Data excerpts

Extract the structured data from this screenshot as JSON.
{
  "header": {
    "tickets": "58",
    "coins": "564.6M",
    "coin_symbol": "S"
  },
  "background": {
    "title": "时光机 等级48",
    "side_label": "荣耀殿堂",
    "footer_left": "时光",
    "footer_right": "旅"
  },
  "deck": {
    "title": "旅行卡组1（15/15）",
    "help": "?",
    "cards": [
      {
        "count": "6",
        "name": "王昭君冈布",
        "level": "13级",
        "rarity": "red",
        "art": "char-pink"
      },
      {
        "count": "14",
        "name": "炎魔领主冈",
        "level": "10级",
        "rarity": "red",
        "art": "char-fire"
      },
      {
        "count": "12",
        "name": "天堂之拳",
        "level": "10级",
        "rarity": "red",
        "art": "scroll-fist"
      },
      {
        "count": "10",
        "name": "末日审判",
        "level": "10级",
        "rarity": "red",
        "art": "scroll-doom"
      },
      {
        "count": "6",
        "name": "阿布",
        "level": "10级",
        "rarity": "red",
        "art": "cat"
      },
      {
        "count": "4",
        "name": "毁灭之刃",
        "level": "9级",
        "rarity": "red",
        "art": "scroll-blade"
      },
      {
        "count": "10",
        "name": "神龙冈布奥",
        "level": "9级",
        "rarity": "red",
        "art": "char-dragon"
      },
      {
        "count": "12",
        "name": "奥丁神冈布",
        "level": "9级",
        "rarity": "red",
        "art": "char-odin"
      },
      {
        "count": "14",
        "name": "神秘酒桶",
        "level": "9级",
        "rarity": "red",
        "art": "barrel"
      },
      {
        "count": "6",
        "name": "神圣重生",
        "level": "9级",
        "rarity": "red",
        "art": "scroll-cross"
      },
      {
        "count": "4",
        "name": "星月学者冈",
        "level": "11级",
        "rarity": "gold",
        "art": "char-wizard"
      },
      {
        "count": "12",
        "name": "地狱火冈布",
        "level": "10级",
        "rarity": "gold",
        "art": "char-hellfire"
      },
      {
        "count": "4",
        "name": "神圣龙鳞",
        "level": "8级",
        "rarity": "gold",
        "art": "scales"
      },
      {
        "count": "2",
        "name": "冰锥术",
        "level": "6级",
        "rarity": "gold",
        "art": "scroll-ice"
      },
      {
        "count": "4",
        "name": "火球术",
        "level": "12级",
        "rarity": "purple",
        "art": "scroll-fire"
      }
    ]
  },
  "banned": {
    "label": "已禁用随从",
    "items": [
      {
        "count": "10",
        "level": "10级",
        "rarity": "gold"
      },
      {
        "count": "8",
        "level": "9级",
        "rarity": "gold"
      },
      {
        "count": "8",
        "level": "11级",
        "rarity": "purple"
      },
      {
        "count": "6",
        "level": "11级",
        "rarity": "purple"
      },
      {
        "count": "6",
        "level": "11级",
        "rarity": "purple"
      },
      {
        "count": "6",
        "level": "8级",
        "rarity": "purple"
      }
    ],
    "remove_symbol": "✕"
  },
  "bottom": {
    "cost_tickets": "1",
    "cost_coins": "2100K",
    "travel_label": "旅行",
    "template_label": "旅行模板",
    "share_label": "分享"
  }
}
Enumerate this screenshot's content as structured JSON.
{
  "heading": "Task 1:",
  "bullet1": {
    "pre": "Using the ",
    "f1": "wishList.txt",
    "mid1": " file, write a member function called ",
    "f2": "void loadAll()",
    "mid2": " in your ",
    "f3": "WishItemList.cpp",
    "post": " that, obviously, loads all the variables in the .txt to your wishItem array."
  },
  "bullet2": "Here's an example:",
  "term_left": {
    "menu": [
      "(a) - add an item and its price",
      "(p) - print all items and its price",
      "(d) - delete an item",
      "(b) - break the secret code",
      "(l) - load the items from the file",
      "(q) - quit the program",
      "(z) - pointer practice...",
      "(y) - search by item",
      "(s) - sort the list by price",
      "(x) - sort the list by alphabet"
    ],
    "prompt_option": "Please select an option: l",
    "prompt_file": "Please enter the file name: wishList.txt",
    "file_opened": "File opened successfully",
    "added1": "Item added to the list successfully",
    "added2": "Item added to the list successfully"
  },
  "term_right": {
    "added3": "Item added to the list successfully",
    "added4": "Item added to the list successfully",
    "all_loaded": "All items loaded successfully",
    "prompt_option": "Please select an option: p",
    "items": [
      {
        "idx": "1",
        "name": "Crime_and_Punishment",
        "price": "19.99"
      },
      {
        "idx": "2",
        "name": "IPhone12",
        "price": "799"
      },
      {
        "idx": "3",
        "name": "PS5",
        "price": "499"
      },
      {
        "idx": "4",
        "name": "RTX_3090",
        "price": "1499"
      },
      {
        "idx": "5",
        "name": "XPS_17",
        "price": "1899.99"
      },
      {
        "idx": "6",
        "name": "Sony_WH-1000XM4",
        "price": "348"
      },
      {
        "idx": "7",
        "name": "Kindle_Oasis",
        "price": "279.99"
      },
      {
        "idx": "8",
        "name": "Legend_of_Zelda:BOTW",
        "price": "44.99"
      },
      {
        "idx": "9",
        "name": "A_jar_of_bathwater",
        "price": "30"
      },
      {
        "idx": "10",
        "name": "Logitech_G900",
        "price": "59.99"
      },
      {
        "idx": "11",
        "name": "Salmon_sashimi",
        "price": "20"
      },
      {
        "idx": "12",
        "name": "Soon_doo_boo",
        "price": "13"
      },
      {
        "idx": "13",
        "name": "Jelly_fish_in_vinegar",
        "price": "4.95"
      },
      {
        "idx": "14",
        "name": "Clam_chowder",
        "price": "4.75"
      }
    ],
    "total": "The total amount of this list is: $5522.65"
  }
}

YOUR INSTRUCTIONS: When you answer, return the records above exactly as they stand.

RESPONSE:
Extract the structured data from this screenshot as JSON.
{
  "header": {
    "tickets": "58",
    "coins": "564.6M",
    "coin_symbol": "S"
  },
  "background": {
    "title": "时光机 等级48",
    "side_label": "荣耀殿堂",
    "footer_left": "时光",
    "footer_right": "旅"
  },
  "deck": {
    "title": "旅行卡组1（15/15）",
    "help": "?",
    "cards": [
      {
        "count": "6",
        "name": "王昭君冈布",
        "level": "13级",
        "rarity": "red",
        "art": "char-pink"
      },
      {
        "count": "14",
        "name": "炎魔领主冈",
        "level": "10级",
        "rarity": "red",
        "art": "char-fire"
      },
      {
        "count": "12",
        "name": "天堂之拳",
        "level": "10级",
        "rarity": "red",
        "art": "scroll-fist"
      },
      {
        "count": "10",
        "name": "末日审判",
        "level": "10级",
        "rarity": "red",
        "art": "scroll-doom"
      },
      {
        "count": "6",
        "name": "阿布",
        "level": "10级",
        "rarity": "red",
        "art": "cat"
      },
      {
        "count": "4",
        "name": "毁灭之刃",
        "level": "9级",
        "rarity": "red",
        "art": "scroll-blade"
      },
      {
        "count": "10",
        "name": "神龙冈布奥",
        "level": "9级",
        "rarity": "red",
        "art": "char-dragon"
      },
      {
        "count": "12",
        "name": "奥丁神冈布",
        "level": "9级",
        "rarity": "red",
        "art": "char-odin"
      },
      {
        "count": "14",
        "name": "神秘酒桶",
        "level": "9级",
        "rarity": "red",
        "art": "barrel"
      },
      {
        "count": "6",
        "name": "神圣重生",
        "level": "9级",
        "rarity": "red",
        "art": "scroll-cross"
      },
      {
        "count": "4",
        "name": "星月学者冈",
        "level": "11级",
        "rarity": "gold",
        "art": "char-wizard"
      },
      {
        "count": "12",
        "name": "地狱火冈布",
        "level": "10级",
        "rarity": "gold",
        "art": "char-hellfire"
      },
      {
        "count": "4",
        "name": "神圣龙鳞",
        "level": "8级",
        "rarity": "gold",
        "art": "scales"
      },
      {
        "count": "2",
        "name": "冰锥术",
        "level": "6级",
        "rarity": "gold",
        "art": "scroll-ice"
      },
      {
        "count": "4",
        "name": "火球术",
        "level": "12级",
        "rarity": "purple",
        "art": "scroll-fire"
      }
    ]
  },
  "banned": {
    "label": "已禁用随从",
    "items": [
      {
        "count": "10",
        "level": "10级",
        "rarity": "gold"
      },
      {
        "count": "8",
        "level": "9级",
        "rarity": "gold"
      },
      {
        "count": "8",
        "level": "11级",
        "rarity": "purple"
      },
      {
        "count": "6",
        "level": "11级",
        "rarity": "purple"
      },
      {
        "count": "6",
        "level": "11级",
        "rarity": "purple"
      },
      {
        "count": "6",
        "level": "8级",
        "rarity": "purple"
      }
    ],
    "remove_symbol": "✕"
  },
  "bottom": {
    "cost_tickets": "1",
    "cost_coins": "2100K",
    "travel_label": "旅行",
    "template_label": "旅行模板",
    "share_label": "分享"
  }
}
Enumerate this screenshot's content as structured JSON.
{
  "heading": "Task 1:",
  "bullet1": {
    "pre": "Using the ",
    "f1": "wishList.txt",
    "mid1": " file, write a member function called ",
    "f2": "void loadAll()",
    "mid2": " in your ",
    "f3": "WishItemList.cpp",
    "post": " that, obviously, loads all the variables in the .txt to your wishItem array."
  },
  "bullet2": "Here's an example:",
  "term_left": {
    "menu": [
      "(a) - add an item and its price",
      "(p) - print all items and its price",
      "(d) - delete an item",
      "(b) - break the secret code",
      "(l) - load the items from the file",
      "(q) - quit the program",
      "(z) - pointer practice...",
      "(y) - search by item",
      "(s) - sort the list by price",
      "(x) - sort the list by alphabet"
    ],
    "prompt_option": "Please select an option: l",
    "prompt_file": "Please enter the file name: wishList.txt",
    "file_opened": "File opened successfully",
    "added1": "Item added to the list successfully",
    "added2": "Item added to the list successfully"
  },
  "term_right": {
    "added3": "Item added to the list successfully",
    "added4": "Item added to the list successfully",
    "all_loaded": "All items loaded successfully",
    "prompt_option": "Please select an option: p",
    "items": [
      {
        "idx": "1",
        "name": "Crime_and_Punishment",
        "price": "19.99"
      },
      {
        "idx": "2",
        "name": "IPhone12",
        "price": "799"
      },
      {
        "idx": "3",
        "name": "PS5",
        "price": "499"
      },
      {
        "idx": "4",
        "name": "RTX_3090",
        "price": "1499"
      },
      {
        "idx": "5",
        "name": "XPS_17",
        "price": "1899.99"
      },
      {
        "idx": "6",
        "name": "Sony_WH-1000XM4",
        "price": "348"
      },
      {
        "idx": "7",
        "name": "Kindle_Oasis",
        "price": "279.99"
      },
      {
        "idx": "8",
        "name": "Legend_of_Zelda:BOTW",
        "price": "44.99"
      },
      {
        "idx": "9",
        "name": "A_jar_of_bathwater",
        "price": "30"
      },
      {
        "idx": "10",
        "name": "Logitech_G900",
        "price": "59.99"
      },
      {
        "idx": "11",
        "name": "Salmon_sashimi",
        "price": "20"
      },
      {
        "idx": "12",
        "name": "Soon_doo_boo",
        "price": "13"
      },
      {
        "idx": "13",
        "name": "Jelly_fish_in_vinegar",
        "price": "4.95"
      },
      {
        "idx": "14",
        "name": "Clam_chowder",
        "price": "4.75"
      }
    ],
    "total": "The total amount of this list is: $5522.65"
  }
}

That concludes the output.